Children between the ages of 6 and 18 spend close to half their waking lives in school. During those years, parents, teachers, and peers deeply influence their lives. Students are at a profound disadvantage if they do not receive early and appropriate instruction to build the skill areas essential for success in school. It is equally important for adults to recognize students’ academic potential and nurture their strengths. Research indicates that success for students with learning differences and disabilities depends not only on designing an effective program for academic success but equally on developing positive social and emotional environments both at home and in school.
Facilitating academic success
The Landmark School Outreach Program’s mission is to empower students with language-based learning disabilities by offering their teachers an exemplary program of applied research and professional development.
Many highly-successful people experienced difficulty in school. An Internet search turns up scores of familiar names, including Nelson Rockefeller, Charles Schwab, Jay Leno, Danny Glover, Avi, and John Irving. Each of these people gained success in their adult lives.
Most success stories are less well known. Many thousands of people with learning disabilities finish school and build fulfilling careers, create families, and contribute to society in innumerable ways. Often, people with learning disabilities are particularly creative thinkers and visionary leaders. Some studies have found that individuals with language difficulty develop superior skills in other areas, such as art, music, dance, mechanics, cooking, and athletics. Additionally, much research has demonstrated that students whose difficulties are identified early and addressed with appropriate teaching can achieve academic levels equal or superior to peers without learning disabilities.
As classroom teachers, we can provide students with the feeling of self-efficacy that is essential for academic success in two key ways: by teaching them strategies to approach difficult academic tasks and by believing in their capacity to learn. Parker J. Palmer, author of The Courage to Teach (2007), offers this reminder:
Students who learn are the finest fruit of teachers who teach … I am also clear that in lecture halls, seminar rooms, field settings, labs, and even electronic classrooms — the places where most people receive most of their formal education — teachers possess the power to create conditions that can help students learn a great deal — or keep them from learning much at all. Teaching is the intentional act of creating those conditions, and good teaching requires that we understand the inner sources of both the intent and the act. (p. 6)
Landmark's Six Teaching Principles™
Landmark’s Six Teaching Principles™ create the conditions for learning that students with learning disabilities need to succeed.
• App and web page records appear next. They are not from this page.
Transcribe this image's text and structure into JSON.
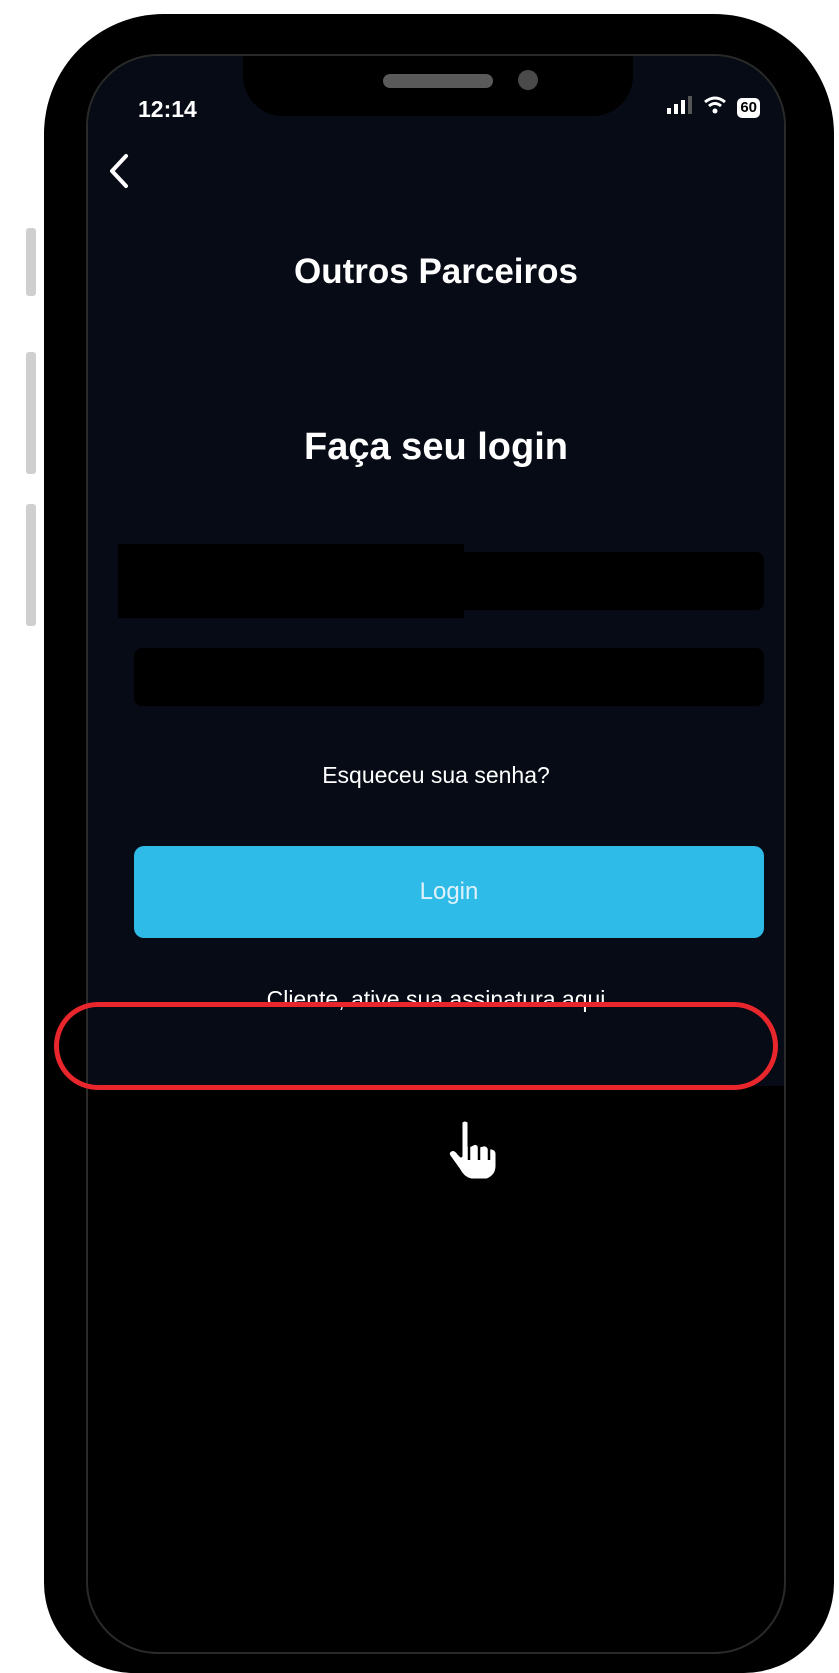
{
  "status_bar": {
    "time": "12:14",
    "battery": "60"
  },
  "header": {
    "title": "Outros Parceiros"
  },
  "login": {
    "heading": "Faça seu login",
    "username_value": "",
    "password_value": "",
    "forgot_password": "Esqueceu sua senha?",
    "login_button": "Login",
    "activate_link": "Cliente, ative sua assinatura aqui"
  },
  "colors": {
    "accent": "#2ebbe7",
    "highlight": "#e8262c",
    "background": "#060b16"
  },
  "icons": [
    "back-chevron-icon",
    "signal-icon",
    "wifi-icon",
    "battery-icon",
    "hand-cursor-icon"
  ]
}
Students with language-based learning disabilities (LBLD) make stunning progress with targeted, intensive, skills-based instruction under these conditions. Essentially, these principles are:
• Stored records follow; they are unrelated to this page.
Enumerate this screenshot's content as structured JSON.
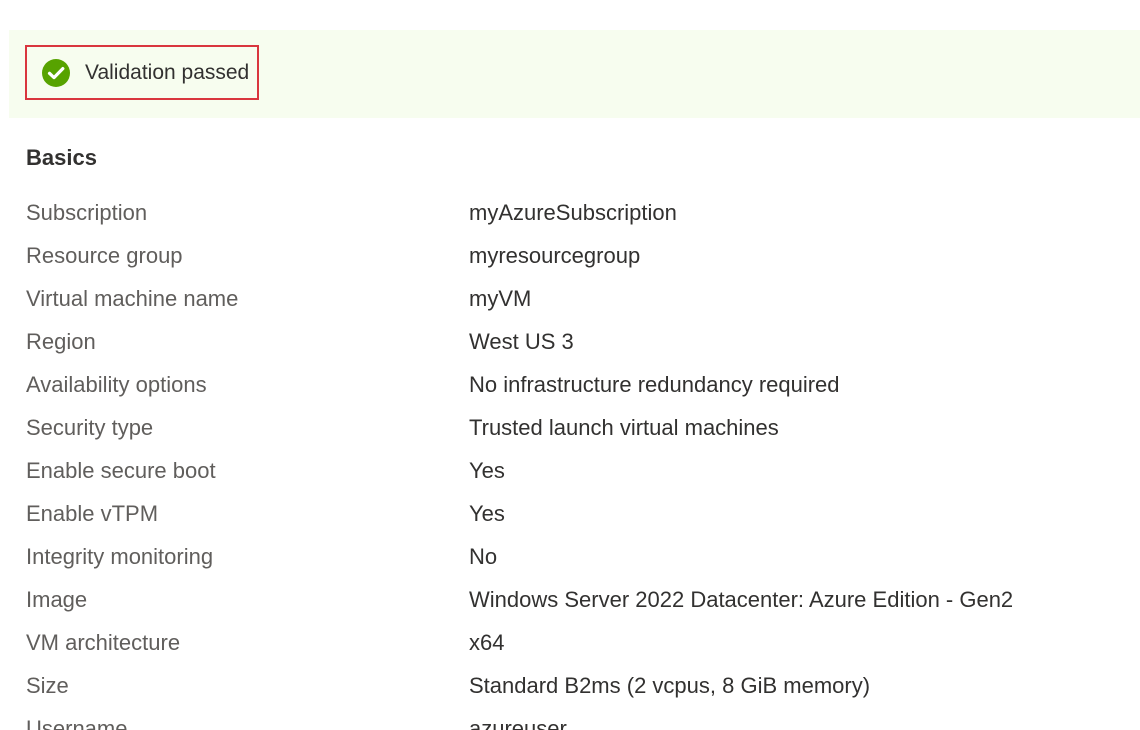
{
  "validation": {
    "status_text": "Validation passed",
    "icon": "check-circle-icon",
    "icon_color": "#57a300",
    "border_color": "#d9363e",
    "banner_color": "#f7fdef"
  },
  "section": {
    "title": "Basics"
  },
  "rows": [
    {
      "label": "Subscription",
      "value": "myAzureSubscription"
    },
    {
      "label": "Resource group",
      "value": "myresourcegroup"
    },
    {
      "label": "Virtual machine name",
      "value": "myVM"
    },
    {
      "label": "Region",
      "value": "West US 3"
    },
    {
      "label": "Availability options",
      "value": "No infrastructure redundancy required"
    },
    {
      "label": "Security type",
      "value": "Trusted launch virtual machines"
    },
    {
      "label": "Enable secure boot",
      "value": "Yes"
    },
    {
      "label": "Enable vTPM",
      "value": "Yes"
    },
    {
      "label": "Integrity monitoring",
      "value": "No"
    },
    {
      "label": "Image",
      "value": "Windows Server 2022 Datacenter: Azure Edition - Gen2"
    },
    {
      "label": "VM architecture",
      "value": "x64"
    },
    {
      "label": "Size",
      "value": "Standard B2ms (2 vcpus, 8 GiB memory)"
    },
    {
      "label": "Username",
      "value": "azureuser"
    }
  ]
}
- Provide opportunities for success to foster a sense of self-efficacy.
- Use multisensory approaches so that all content is conveyed in visual, auditory, and tactile modes (see it, hear it, say it, do something with it).
- Micro-unit and structure tasks to form step-by-step processes, which facilitate learning and provide incremental opportunities for success that help students persist in the face of longer, more complex tasks.
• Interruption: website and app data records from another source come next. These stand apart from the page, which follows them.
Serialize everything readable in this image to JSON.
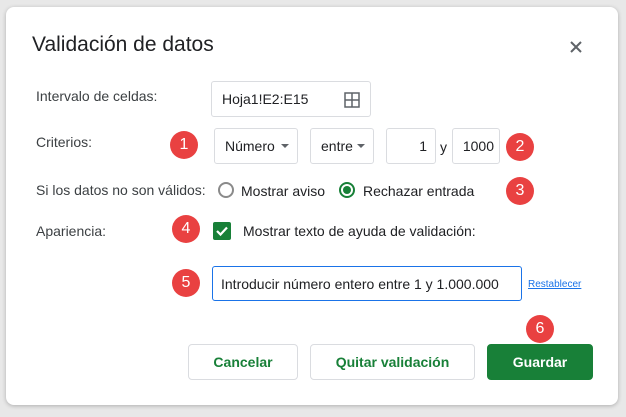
{
  "dialog": {
    "title": "Validación de datos"
  },
  "range": {
    "label": "Intervalo de celdas:",
    "value": "Hoja1!E2:E15"
  },
  "criteria": {
    "label": "Criterios:",
    "type_value": "Número",
    "operator_value": "entre",
    "min_value": "1",
    "between_word": "y",
    "max_value": "1000"
  },
  "invalid": {
    "label": "Si los datos no son válidos:",
    "option_warning": "Mostrar aviso",
    "option_reject": "Rechazar entrada",
    "selected": "Rechazar entrada"
  },
  "appearance": {
    "label": "Apariencia:",
    "checkbox_label": "Mostrar texto de ayuda de validación:",
    "checked": true,
    "help_text": "Introducir número entero entre 1 y 1.000.000",
    "reset_label": "Restablecer"
  },
  "buttons": {
    "cancel": "Cancelar",
    "remove": "Quitar validación",
    "save": "Guardar"
  },
  "badges": [
    "1",
    "2",
    "3",
    "4",
    "5",
    "6"
  ],
  "colors": {
    "accent": "#188038",
    "badge": "#e94141",
    "link": "#1a73e8"
  }
}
- Ensure automatization through practice and review, as consistency and repetition develop skill.
- Provide models to give students samples of successful work and set clear standards, which helps students begin assignments and self-assess as they work.
- Include students in the learning process, because increasing students’ self-awareness as learners helps them engage and invest in the classroom.
The full text of Landmark’s Six Teaching Principles™ is available at the Landmark School Outreach Program website .
Thinking about how to facilitate success
Students have unique learning profiles that reflect their educational experience, their learning, thinking, and personality styles, and their particular areas of need for language acquisition and use. All students who struggle in school — particularly those with LBLD — benefit from structured, multisensory, skills-based instruction. Each requires individualized instruction targeted at his or her specific needs. The student profiles in Language-Based Learning Disabilities are included to encourage teachers’ thinking about students in their own classes.
As you learn about interventions for each student, keep in mind the following questions:
- What factors have contributed to the success of each student?
- What can be done to build on the current successes of each?
Patricia W. Newhall is Associate Director of Landmark School Outreach Program. The Outreach Program offers language-based consulting, program design, seminars, publications, and free e-resources that aim to empower students with learning differences through their teachers. For more information about language-based learning disabilities and language-based teaching, please visit the Landmark School Outreach Program website .